Japan’s Prime Minister Shinzo Abe has decided to go ahead with an increase in consumption taxes from 5% to 8% in April 2014, with a further increase to 10% planned for later. Will this be the first step to reducing the very high level of government debt in Japan (in net or gross terms, the highest in the developed world), or will it derail the recovery? In many ways the answer depends on whether you like your macro state of the art, or more antique.
Consider the antique first. Raising the consumption tax takes real purchasing power out of Japanese consumers’ pockets. It is a straightforward fiscal contraction, on a very large scale: the last thing you need when we only have the first signs of a recovery. Now in theory this fiscal contraction could be offset by monetary expansion, but can monetary expansion really be strong enough to offset a fiscal contraction of that size? Some macro antiques were always rather suspicious about the potency of monetary relative to fiscal policy anyway, but in a liquidity trap those suspicions become certainties. Even if the central bank does succeed in reducing real interest rates by raising inflation, is that going to be more powerful than the cut in real incomes that this higher inflation brings?
So why might modern macro be less pessimistic about the impact of the consumption tax increase? For one thing it might be more optimistic about the potency of monetary policy, particularly in an open economy. If the central bank is really committed to bringing about a recovery come what may then it may be prepared to see inflation go well above 2%. But I would suggest the more important difference lies with the fiscal impact of the tax increase. Modern macro could bring two arguments to the table.
The first is Ricardian Equivalence. The consumption tax increase has been planned for some time, so consumers will have already factored in its impact into their consumption decisions. Even if they had wondered if the tax increase might be postponed, some taxes will have to rise at some point. So if all the Prime Minister has done is confirm that tax increases are going to come sooner rather than later, the logic behind Ricardian Equivalence will mean that the impact on consumer spending will be second order.

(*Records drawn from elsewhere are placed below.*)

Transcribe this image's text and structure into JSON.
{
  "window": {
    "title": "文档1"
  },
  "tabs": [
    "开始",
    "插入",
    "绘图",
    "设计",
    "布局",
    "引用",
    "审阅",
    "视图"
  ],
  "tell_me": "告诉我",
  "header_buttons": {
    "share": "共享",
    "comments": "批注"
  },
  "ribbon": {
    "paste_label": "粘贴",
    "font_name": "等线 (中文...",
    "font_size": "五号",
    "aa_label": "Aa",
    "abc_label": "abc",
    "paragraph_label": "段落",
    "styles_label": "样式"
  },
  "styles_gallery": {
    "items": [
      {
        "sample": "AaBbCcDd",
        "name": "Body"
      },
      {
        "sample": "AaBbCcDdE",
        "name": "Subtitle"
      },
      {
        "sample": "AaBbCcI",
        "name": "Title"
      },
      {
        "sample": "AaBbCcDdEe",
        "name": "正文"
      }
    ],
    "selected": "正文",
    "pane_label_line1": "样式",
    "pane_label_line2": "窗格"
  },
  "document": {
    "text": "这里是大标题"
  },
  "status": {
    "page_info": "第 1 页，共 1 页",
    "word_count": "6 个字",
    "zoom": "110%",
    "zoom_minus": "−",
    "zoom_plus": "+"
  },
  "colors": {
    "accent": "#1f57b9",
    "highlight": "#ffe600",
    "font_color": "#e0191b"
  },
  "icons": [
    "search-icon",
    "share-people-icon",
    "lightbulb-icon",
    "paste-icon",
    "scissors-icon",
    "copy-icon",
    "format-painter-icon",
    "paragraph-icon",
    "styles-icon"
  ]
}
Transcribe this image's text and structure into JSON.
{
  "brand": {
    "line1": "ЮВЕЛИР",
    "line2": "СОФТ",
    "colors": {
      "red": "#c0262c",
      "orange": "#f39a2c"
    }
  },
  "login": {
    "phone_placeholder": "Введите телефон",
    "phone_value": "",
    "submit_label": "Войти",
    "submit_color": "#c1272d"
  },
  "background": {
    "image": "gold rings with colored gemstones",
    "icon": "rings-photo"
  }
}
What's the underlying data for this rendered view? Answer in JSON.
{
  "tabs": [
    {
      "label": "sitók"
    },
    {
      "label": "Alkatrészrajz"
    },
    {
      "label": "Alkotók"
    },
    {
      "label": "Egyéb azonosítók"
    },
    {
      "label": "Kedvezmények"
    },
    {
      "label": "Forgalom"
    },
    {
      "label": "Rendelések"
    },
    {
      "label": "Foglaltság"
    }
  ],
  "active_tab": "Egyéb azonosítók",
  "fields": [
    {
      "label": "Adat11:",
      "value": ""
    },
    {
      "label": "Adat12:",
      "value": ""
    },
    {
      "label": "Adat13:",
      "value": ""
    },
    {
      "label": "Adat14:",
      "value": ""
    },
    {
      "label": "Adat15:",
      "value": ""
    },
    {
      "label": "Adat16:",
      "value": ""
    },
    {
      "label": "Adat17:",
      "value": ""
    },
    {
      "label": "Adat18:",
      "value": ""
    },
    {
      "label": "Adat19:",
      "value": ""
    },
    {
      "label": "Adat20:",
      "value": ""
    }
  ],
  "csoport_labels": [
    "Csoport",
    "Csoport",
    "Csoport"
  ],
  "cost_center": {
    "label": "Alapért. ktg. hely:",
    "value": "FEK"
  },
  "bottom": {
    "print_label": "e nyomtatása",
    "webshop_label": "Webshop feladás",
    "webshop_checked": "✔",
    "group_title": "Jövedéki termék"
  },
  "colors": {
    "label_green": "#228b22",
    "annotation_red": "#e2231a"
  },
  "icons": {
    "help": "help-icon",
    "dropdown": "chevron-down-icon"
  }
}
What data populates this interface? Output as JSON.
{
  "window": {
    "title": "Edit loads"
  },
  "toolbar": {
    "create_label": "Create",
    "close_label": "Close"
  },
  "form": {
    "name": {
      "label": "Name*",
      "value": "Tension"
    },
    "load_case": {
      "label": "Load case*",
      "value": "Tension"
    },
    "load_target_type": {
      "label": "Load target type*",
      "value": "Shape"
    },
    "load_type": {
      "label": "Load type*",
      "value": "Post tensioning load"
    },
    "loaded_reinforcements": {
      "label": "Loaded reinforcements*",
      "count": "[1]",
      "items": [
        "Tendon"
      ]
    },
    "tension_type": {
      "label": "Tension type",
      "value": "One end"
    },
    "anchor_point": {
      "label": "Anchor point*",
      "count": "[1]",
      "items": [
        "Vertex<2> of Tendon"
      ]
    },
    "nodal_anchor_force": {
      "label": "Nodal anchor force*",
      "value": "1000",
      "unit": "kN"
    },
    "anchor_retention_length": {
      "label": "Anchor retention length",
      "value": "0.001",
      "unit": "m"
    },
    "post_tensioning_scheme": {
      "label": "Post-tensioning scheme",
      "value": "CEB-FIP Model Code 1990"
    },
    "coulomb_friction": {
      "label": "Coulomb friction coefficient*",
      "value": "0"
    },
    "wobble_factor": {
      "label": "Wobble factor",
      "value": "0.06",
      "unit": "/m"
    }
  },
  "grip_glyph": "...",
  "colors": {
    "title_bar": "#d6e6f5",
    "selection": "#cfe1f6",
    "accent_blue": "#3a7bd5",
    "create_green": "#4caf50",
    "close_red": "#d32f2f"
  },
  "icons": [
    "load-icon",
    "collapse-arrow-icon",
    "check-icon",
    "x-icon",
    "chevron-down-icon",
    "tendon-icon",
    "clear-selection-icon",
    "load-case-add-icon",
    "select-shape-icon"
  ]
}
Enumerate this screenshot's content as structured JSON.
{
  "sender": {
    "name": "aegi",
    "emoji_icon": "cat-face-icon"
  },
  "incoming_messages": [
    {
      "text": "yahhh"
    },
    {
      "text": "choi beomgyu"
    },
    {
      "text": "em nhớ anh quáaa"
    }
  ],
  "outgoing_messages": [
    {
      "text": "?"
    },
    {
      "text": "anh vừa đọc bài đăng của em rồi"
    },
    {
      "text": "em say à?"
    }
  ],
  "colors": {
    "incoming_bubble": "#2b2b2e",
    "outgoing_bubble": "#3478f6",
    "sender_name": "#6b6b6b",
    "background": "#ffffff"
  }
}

The second involves the incentive effect of higher sales taxes, which I discussed recently. If monetary policy does not try and offset the impact that higher sales taxes will have on inflation, then anticipation of the tax could lead consumers to bring forward some consumption. What this really involves is fiscal policy mimicking monetary policy. Or to put it another way, if you were doubtful that monetary policy through Quantitative Easing could raise inflation, here is a surer way to achieve the same thing.
The common theme here is the importance that modern macro places on expectations of a fairly rational kind. Yet even if you are happy to go along with this, there is an important proviso that does not get emphasised enough. How did consumers know that the budget deficit would be reduced by raising taxes rather than cutting spending? If they had expected the deficit to be reduced by lower government spending, they will not have expected a fall in their post-tax real income. For these consumers the Prime Minister’s announcement will come as a surprise, and they will reduce their consumption as a result.
This argument is completely consistent with consumers being rational and forward looking, as I emphasise here. All the behavioural assumptions required for Ricardian Equivalence can still be there. What Ricardian Equivalence implicitly does is hold the path of future government spending fixed, but that is an artificial assumption which cannot be true in practice, if only because of political uncertainty. (The argument applies more generally to the small amount of modelling that has attempted to demonstrate ‘expansionary austerity’.)
So we can summarise as follows. If consumption remains on average unperturbed by the sales tax increase (perhaps showing a positive spike before April 2014 which is only partially offset by falls thereafter), then modern macro can pat itself on the back. On the other hand if consumption does take a significant hit, modern macro has an escape clause. Let us hope it does not need it.